## What to work on
State how many lines of the entries below hold the word "This"; reply with nothing but the number.

## Material to process
__________
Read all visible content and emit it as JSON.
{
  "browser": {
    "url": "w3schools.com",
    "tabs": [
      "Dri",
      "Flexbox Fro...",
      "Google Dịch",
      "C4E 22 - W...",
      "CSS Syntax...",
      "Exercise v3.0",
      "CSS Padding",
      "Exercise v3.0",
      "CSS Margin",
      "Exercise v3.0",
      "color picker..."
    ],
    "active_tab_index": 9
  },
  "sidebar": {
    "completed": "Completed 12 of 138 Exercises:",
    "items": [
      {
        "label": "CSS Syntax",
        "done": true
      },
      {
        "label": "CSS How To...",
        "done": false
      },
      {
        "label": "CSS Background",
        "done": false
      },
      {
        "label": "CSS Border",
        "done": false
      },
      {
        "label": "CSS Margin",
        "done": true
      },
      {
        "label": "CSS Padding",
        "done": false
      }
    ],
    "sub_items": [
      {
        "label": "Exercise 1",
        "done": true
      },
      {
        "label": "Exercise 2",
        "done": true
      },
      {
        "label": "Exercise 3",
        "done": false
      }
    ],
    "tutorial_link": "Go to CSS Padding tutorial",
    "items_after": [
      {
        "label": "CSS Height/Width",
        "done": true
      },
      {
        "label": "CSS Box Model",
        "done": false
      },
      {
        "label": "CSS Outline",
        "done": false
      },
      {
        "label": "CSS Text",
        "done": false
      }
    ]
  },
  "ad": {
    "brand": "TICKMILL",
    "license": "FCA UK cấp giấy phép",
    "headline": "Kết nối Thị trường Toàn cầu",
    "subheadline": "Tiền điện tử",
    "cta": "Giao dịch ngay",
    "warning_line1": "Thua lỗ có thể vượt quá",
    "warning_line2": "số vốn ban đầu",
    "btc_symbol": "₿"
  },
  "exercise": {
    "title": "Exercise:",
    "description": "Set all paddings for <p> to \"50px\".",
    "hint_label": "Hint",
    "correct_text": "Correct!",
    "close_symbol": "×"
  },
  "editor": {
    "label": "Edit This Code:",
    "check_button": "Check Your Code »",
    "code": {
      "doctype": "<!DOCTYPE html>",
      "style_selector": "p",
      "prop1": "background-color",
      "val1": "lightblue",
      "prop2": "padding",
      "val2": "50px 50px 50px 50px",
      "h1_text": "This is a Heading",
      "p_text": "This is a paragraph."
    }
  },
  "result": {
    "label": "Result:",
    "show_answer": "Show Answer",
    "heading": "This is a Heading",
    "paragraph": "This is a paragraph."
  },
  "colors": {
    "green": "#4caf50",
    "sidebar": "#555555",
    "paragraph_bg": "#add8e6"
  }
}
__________
## Answer space
5